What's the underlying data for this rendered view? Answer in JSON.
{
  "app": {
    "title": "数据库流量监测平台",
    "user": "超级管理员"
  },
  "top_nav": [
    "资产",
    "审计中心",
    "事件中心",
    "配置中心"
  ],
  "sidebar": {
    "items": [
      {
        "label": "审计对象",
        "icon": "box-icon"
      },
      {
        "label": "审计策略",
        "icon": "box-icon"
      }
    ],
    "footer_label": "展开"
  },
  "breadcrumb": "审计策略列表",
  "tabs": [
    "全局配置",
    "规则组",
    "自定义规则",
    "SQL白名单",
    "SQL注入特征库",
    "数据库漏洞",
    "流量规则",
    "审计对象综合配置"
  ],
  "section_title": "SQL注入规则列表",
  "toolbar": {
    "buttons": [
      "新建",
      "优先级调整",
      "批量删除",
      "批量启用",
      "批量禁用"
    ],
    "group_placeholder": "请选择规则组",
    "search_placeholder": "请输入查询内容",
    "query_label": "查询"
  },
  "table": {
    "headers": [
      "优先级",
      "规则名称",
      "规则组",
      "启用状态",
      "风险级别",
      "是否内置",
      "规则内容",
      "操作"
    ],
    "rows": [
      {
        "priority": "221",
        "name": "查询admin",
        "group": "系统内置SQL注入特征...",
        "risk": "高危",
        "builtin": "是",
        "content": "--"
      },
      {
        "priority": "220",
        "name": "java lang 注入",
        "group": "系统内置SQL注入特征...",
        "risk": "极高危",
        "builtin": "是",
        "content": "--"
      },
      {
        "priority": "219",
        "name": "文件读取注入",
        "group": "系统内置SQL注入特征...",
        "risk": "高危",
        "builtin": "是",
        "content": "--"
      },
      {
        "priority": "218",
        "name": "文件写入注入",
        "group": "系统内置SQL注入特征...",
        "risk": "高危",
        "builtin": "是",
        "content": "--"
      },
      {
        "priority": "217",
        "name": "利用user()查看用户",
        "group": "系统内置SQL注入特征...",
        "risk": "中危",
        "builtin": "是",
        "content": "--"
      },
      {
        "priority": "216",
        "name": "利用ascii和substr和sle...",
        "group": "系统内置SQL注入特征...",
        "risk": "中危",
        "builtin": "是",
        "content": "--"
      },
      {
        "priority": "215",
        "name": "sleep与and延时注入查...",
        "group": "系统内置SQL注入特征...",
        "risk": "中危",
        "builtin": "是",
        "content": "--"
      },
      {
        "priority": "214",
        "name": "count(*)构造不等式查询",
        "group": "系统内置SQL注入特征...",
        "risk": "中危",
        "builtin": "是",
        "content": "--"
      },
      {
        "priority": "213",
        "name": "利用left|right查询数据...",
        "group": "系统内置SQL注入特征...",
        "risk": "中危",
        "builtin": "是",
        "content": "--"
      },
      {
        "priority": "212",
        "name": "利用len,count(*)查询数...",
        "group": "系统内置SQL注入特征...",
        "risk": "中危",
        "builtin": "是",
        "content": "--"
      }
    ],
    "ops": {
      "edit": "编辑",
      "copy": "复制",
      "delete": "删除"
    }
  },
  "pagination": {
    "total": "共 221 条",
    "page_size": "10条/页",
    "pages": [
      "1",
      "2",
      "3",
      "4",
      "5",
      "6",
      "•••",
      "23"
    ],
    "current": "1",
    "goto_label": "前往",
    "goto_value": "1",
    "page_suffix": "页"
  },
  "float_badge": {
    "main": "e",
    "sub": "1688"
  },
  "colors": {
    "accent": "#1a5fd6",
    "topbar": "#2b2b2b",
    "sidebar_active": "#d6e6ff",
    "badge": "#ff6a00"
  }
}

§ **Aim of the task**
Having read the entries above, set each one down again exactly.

§ **Answer to the exercise**
What's the underlying data for this rendered view? Answer in JSON.
{
  "app": {
    "title": "数据库流量监测平台",
    "user": "超级管理员"
  },
  "top_nav": [
    "资产",
    "审计中心",
    "事件中心",
    "配置中心"
  ],
  "sidebar": {
    "items": [
      {
        "label": "审计对象",
        "icon": "box-icon"
      },
      {
        "label": "审计策略",
        "icon": "box-icon"
      }
    ],
    "footer_label": "展开"
  },
  "breadcrumb": "审计策略列表",
  "tabs": [
    "全局配置",
    "规则组",
    "自定义规则",
    "SQL白名单",
    "SQL注入特征库",
    "数据库漏洞",
    "流量规则",
    "审计对象综合配置"
  ],
  "section_title": "SQL注入规则列表",
  "toolbar": {
    "buttons": [
      "新建",
      "优先级调整",
      "批量删除",
      "批量启用",
      "批量禁用"
    ],
    "group_placeholder": "请选择规则组",
    "search_placeholder": "请输入查询内容",
    "query_label": "查询"
  },
  "table": {
    "headers": [
      "优先级",
      "规则名称",
      "规则组",
      "启用状态",
      "风险级别",
      "是否内置",
      "规则内容",
      "操作"
    ],
    "rows": [
      {
        "priority": "221",
        "name": "查询admin",
        "group": "系统内置SQL注入特征...",
        "risk": "高危",
        "builtin": "是",
        "content": "--"
      },
      {
        "priority": "220",
        "name": "java lang 注入",
        "group": "系统内置SQL注入特征...",
        "risk": "极高危",
        "builtin": "是",
        "content": "--"
      },
      {
        "priority": "219",
        "name": "文件读取注入",
        "group": "系统内置SQL注入特征...",
        "risk": "高危",
        "builtin": "是",
        "content": "--"
      },
      {
        "priority": "218",
        "name": "文件写入注入",
        "group": "系统内置SQL注入特征...",
        "risk": "高危",
        "builtin": "是",
        "content": "--"
      },
      {
        "priority": "217",
        "name": "利用user()查看用户",
        "group": "系统内置SQL注入特征...",
        "risk": "中危",
        "builtin": "是",
        "content": "--"
      },
      {
        "priority": "216",
        "name": "利用ascii和substr和sle...",
        "group": "系统内置SQL注入特征...",
        "risk": "中危",
        "builtin": "是",
        "content": "--"
      },
      {
        "priority": "215",
        "name": "sleep与and延时注入查...",
        "group": "系统内置SQL注入特征...",
        "risk": "中危",
        "builtin": "是",
        "content": "--"
      },
      {
        "priority": "214",
        "name": "count(*)构造不等式查询",
        "group": "系统内置SQL注入特征...",
        "risk": "中危",
        "builtin": "是",
        "content": "--"
      },
      {
        "priority": "213",
        "name": "利用left|right查询数据...",
        "group": "系统内置SQL注入特征...",
        "risk": "中危",
        "builtin": "是",
        "content": "--"
      },
      {
        "priority": "212",
        "name": "利用len,count(*)查询数...",
        "group": "系统内置SQL注入特征...",
        "risk": "中危",
        "builtin": "是",
        "content": "--"
      }
    ],
    "ops": {
      "edit": "编辑",
      "copy": "复制",
      "delete": "删除"
    }
  },
  "pagination": {
    "total": "共 221 条",
    "page_size": "10条/页",
    "pages": [
      "1",
      "2",
      "3",
      "4",
      "5",
      "6",
      "•••",
      "23"
    ],
    "current": "1",
    "goto_label": "前往",
    "goto_value": "1",
    "page_suffix": "页"
  },
  "float_badge": {
    "main": "e",
    "sub": "1688"
  },
  "colors": {
    "accent": "#1a5fd6",
    "topbar": "#2b2b2b",
    "sidebar_active": "#d6e6ff",
    "badge": "#ff6a00"
  }
}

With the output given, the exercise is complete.